From the Washington Post website (the source of the beautiful banner above, as well, in case you were pondering):

“Overview

This conference will bring together many of the world’s leading experts on food, including The Prince of Wales, a lifelong environmentalist and organic farmer, Eric Schlosser, author of “Fast Food Nation,” and Wendell Berry, winner of The National Humanities Medal. How is American and international food production changing to respond to growing demand from consumers for healthier and more natural food? Experts from some of world’s biggest food companies, academia and nonprofits discuss trends in agriculture and consumer behavior that is shaping the future of food.” read more

The CIW has been asked to speak to the impact of today’s food system — in our case, the $50 billion fresh produce industry and the retail food industry to which it sells its produce — on the lives of the farmworkers who plant, cultivate, and pick our fruits and vegetables.

[Spoiler alert: WalMart makes farmworkers poor... Or, in a slightly less pithy formulation: While there are significant historical factors behind the human rights crisis in the fields today, the most immediate, and correctable, cause of farmworker exploitation can be found in the marketplace. Farmworkers toil at the bottom of a food supply chain that is every day more and more top-heavy, and this unprecedented consolidation of market power at the top of the retail food industry has created an unrelenting downward pressure on prices -- and therefore wages and working conditions -- at the bottom. And the bottom of the “bottom” in the food supply chain is the person picking fruit in the fields.]

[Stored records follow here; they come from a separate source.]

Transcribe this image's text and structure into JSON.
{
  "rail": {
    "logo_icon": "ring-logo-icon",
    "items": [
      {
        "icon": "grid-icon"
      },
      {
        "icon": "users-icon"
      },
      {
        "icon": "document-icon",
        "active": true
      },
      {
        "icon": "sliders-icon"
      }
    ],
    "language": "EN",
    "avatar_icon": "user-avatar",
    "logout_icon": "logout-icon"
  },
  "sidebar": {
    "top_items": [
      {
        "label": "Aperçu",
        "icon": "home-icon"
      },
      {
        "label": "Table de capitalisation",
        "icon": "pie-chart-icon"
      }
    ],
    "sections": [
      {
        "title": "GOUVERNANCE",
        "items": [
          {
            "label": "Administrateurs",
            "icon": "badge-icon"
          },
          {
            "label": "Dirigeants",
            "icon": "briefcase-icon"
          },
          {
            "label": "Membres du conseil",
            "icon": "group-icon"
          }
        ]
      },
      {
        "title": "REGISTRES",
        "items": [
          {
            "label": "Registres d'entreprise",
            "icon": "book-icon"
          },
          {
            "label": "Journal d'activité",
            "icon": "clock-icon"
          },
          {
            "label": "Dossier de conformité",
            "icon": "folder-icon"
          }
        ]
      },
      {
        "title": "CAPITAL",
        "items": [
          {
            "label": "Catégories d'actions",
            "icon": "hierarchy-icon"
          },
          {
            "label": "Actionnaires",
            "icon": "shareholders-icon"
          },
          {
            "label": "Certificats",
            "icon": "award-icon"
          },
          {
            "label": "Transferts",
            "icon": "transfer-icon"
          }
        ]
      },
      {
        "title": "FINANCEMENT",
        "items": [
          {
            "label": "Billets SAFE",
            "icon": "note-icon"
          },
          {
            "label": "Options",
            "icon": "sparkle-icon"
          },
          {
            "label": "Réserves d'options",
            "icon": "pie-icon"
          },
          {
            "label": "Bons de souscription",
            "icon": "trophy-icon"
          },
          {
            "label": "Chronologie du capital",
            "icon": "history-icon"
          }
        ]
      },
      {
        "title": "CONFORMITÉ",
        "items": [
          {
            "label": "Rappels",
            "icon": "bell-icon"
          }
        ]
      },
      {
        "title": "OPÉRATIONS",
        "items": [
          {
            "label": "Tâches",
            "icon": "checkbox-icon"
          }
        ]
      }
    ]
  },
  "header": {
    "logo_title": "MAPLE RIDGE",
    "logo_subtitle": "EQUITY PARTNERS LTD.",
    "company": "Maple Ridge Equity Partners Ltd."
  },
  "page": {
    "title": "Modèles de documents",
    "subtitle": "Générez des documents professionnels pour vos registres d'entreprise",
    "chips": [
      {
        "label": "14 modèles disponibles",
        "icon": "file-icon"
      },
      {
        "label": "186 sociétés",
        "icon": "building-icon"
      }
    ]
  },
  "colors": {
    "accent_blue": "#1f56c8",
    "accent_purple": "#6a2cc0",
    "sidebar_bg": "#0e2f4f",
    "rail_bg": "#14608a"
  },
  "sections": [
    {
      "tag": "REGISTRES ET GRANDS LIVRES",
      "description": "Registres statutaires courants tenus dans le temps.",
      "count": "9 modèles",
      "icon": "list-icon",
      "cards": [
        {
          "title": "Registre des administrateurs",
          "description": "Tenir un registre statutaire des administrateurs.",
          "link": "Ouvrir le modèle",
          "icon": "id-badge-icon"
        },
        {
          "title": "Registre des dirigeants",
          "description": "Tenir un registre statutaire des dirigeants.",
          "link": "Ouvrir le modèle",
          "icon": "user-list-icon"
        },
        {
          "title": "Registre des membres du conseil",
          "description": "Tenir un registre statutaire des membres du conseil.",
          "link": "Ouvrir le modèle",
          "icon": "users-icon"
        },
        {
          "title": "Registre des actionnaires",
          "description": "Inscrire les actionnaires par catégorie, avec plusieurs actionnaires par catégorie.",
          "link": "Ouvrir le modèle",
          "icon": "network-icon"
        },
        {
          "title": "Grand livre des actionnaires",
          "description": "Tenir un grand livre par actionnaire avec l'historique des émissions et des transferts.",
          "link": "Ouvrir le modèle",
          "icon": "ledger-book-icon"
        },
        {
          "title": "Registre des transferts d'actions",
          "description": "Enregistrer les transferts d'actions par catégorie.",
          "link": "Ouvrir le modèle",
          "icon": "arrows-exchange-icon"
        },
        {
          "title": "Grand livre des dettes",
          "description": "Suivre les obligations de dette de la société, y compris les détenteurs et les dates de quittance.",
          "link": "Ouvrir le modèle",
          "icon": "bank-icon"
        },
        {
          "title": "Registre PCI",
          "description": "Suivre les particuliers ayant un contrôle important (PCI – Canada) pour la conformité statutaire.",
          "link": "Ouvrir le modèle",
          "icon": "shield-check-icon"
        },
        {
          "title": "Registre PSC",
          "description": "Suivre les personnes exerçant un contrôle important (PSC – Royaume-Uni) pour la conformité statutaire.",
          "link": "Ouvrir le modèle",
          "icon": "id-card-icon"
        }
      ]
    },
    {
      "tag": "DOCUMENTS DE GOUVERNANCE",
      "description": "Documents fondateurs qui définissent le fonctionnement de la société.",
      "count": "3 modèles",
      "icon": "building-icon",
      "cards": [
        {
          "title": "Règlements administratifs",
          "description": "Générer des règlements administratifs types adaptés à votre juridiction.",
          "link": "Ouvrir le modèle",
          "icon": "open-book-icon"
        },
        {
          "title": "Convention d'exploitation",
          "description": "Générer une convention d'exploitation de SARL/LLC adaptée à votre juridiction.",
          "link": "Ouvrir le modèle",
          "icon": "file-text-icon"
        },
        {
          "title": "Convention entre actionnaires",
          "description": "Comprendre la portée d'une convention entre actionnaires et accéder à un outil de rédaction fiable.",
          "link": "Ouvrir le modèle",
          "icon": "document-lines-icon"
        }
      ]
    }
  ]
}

We will also address ways to counteract the unequal bargaining relationship between the produce industry and the handful of retail food and restaurant giants that results in farmworker poverty and degradation.

[Spoiler alert ll: What the retail food giants taketh away, they can giveth, too, if properly motivated... If the cause of farmworker poverty lies, in significant part, in the overwhelming market power of the highly consolidated retail food chains, then the solution to farmworker poverty can be found there too, and the market power that impoverishes farmworkers' lives today can be harnessed and reversed to improve farmworkers' wages and working conditions.]

So, check out the Washington Post website for more on Wednesday’s conference.

And, if you haven’t seen it yet, definitely take a few minutes to read Eric Schlosser’s penetrating op/ed published in Sunday’s Post Opinion page.

Entitled, “Why being a foodie isn’t elitist,” Eric’s essay leaves the American Farm Bureau’s line of attack on the growing sustainable food movement (which claims, in effect, that all efforts to bring about a cleaner, healthier and fairer food industry are inherently elitist) in tatters, concluding:

“… The cheapness of today’s industrial food is an illusion, and the real cost is too high to pay. While the Farm Bureau Federation clings to an outdated mind-set, companies such as Wal-Mart, Danone, Kellogg’s, General Mills and Compass have invested in organic, sustainable production. Insurance companies such as Kaiser Permanente are opening farmers markets in low-income communities. Whole Foods is demanding fair labor practices, while Chipotle promotes the humane treatment of farm animals. Urban farms are being planted by visionaries such as Milwaukee’s Will Allen; the Coalition of Immokalee Workers is defending the rights of poor migrants; Restaurant Opportunities Centers United is fighting to improve the lives of food-service workers; and Alice Waters, Jamie Oliver and first lady Michelle Obama are pushing for healthier food in schools.

Calling these efforts elitist renders the word meaningless. The wealthy will always eat well. It is the poor and working people who need a new, sustainable food system more than anyone else. They live in the most polluted neighborhoods. They are exposed to the worst toxic chemicals on the job. They are sold the unhealthiest foods and can least afford the medical problems that result.

A food system based on poverty and exploitation will never be sustainable.” read more